# [Instructions to follow]
Could you please find each line in the records that contains the word "value" and copy it?

# [Page and application data records]
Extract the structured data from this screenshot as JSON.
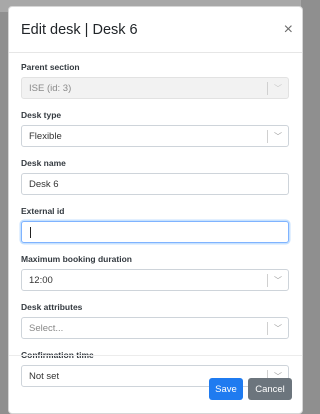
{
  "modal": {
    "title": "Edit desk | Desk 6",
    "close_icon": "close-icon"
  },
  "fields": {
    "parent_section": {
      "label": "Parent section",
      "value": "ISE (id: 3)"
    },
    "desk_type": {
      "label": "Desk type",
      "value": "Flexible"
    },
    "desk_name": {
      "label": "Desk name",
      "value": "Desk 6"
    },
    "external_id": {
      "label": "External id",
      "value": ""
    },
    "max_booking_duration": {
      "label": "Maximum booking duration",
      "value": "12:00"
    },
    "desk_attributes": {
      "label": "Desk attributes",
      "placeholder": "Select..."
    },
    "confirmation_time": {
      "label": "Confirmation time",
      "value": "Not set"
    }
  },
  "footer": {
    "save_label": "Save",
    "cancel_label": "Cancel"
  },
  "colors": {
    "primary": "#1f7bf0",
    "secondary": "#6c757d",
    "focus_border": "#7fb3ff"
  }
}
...
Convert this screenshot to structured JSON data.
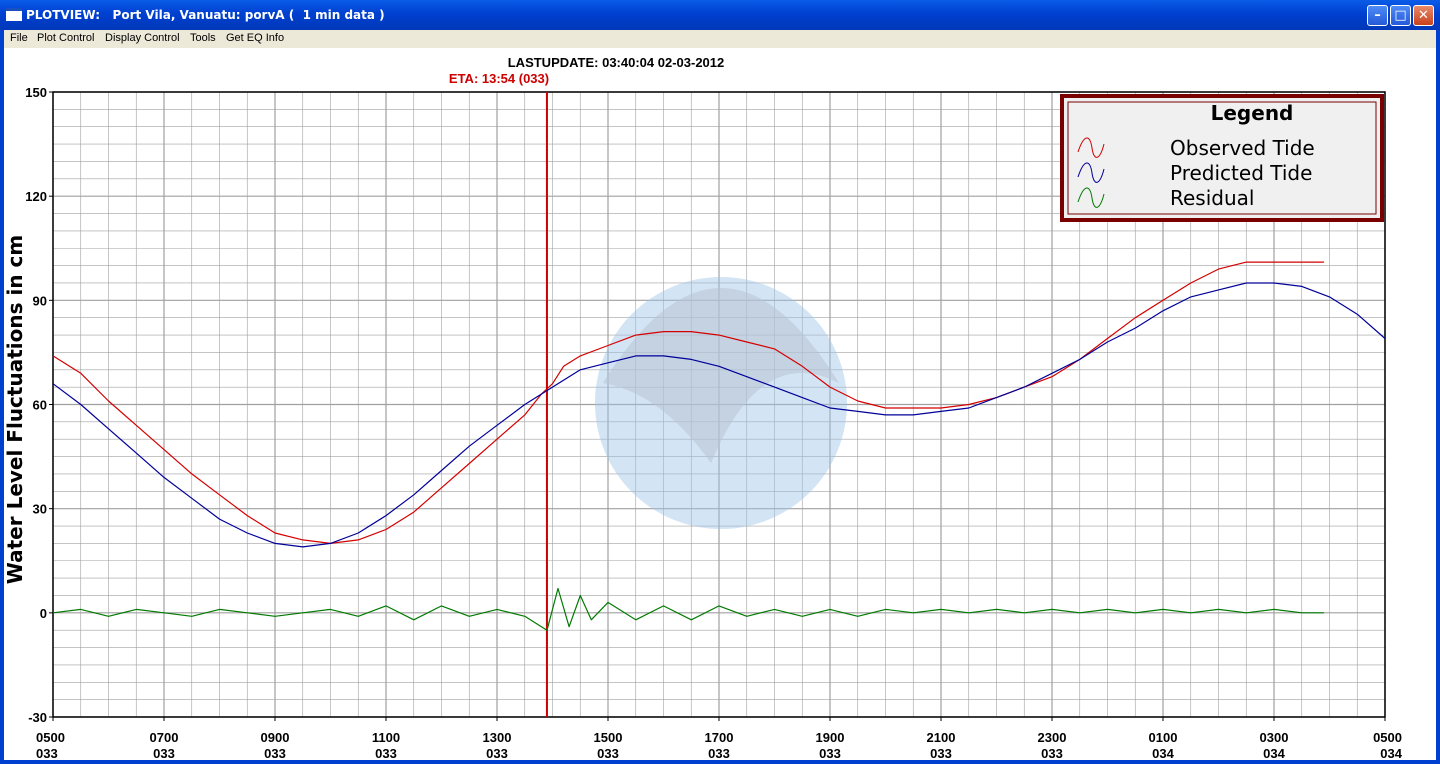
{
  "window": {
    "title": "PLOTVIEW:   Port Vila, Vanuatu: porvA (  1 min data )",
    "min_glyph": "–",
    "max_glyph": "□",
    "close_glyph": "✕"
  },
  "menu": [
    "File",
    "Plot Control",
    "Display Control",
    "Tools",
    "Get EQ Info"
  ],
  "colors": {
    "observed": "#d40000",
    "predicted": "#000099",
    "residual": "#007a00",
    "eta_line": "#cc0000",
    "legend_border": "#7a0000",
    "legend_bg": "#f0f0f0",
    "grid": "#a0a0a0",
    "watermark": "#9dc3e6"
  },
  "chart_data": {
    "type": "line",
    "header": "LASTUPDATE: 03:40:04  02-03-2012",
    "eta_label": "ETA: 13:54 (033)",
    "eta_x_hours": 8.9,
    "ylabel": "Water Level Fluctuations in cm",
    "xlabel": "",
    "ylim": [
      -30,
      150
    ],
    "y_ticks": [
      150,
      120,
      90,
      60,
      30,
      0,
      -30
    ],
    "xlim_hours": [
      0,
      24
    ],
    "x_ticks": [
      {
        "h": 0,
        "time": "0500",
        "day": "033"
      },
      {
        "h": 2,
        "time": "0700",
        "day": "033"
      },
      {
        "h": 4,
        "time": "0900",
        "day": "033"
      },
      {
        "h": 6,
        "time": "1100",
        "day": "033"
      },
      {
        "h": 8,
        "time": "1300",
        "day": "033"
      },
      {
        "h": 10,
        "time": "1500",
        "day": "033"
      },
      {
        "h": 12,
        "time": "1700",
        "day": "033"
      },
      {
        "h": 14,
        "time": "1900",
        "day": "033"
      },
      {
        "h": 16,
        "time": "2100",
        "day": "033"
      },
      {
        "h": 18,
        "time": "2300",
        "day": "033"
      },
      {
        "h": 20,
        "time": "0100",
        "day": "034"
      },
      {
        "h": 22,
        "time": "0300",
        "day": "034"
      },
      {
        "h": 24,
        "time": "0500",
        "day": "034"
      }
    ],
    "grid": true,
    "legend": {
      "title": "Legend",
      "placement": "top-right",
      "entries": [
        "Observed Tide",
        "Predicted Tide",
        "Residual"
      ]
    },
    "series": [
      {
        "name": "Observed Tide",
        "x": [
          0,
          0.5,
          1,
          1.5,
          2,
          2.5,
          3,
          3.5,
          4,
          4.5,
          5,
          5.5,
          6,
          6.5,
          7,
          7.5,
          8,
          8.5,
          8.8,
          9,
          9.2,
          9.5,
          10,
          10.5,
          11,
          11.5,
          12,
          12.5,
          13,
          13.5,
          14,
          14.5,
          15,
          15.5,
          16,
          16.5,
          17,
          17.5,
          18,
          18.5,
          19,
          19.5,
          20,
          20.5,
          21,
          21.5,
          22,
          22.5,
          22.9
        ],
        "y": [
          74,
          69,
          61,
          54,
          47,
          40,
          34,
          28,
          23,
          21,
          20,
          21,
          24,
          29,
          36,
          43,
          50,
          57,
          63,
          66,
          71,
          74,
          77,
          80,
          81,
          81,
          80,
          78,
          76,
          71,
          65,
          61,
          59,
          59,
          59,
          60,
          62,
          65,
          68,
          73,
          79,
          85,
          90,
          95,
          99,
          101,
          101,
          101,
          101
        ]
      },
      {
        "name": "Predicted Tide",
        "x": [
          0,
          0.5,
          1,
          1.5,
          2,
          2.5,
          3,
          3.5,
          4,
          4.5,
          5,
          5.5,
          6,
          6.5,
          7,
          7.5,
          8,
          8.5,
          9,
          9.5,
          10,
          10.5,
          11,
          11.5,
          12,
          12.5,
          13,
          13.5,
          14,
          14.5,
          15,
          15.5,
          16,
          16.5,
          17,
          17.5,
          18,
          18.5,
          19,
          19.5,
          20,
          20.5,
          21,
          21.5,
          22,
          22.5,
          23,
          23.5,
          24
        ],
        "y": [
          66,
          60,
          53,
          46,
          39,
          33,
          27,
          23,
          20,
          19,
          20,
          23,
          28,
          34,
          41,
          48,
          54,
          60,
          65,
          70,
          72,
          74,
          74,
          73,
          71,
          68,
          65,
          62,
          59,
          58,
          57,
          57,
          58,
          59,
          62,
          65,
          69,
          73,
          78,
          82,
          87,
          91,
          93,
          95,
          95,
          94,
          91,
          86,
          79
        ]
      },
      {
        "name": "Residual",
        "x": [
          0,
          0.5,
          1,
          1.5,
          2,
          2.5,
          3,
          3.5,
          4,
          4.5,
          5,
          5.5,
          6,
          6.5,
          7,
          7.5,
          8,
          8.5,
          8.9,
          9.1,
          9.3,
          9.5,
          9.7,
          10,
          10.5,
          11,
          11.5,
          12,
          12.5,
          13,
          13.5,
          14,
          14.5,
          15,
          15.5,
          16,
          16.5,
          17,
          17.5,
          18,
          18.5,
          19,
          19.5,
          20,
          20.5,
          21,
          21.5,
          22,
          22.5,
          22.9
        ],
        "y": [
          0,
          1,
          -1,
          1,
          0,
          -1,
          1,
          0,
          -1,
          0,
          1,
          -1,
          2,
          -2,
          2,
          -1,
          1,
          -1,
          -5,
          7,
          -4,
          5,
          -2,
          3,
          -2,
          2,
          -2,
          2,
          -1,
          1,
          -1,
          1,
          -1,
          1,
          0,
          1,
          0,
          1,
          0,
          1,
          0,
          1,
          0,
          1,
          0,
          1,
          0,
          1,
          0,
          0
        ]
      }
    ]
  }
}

# [Response to the exercise]
      "value": "ISE (id: 3)"
      "value": "Flexible"
      "value": "Desk 6"
      "value": ""
      "value": "12:00"
      "value": "Not set"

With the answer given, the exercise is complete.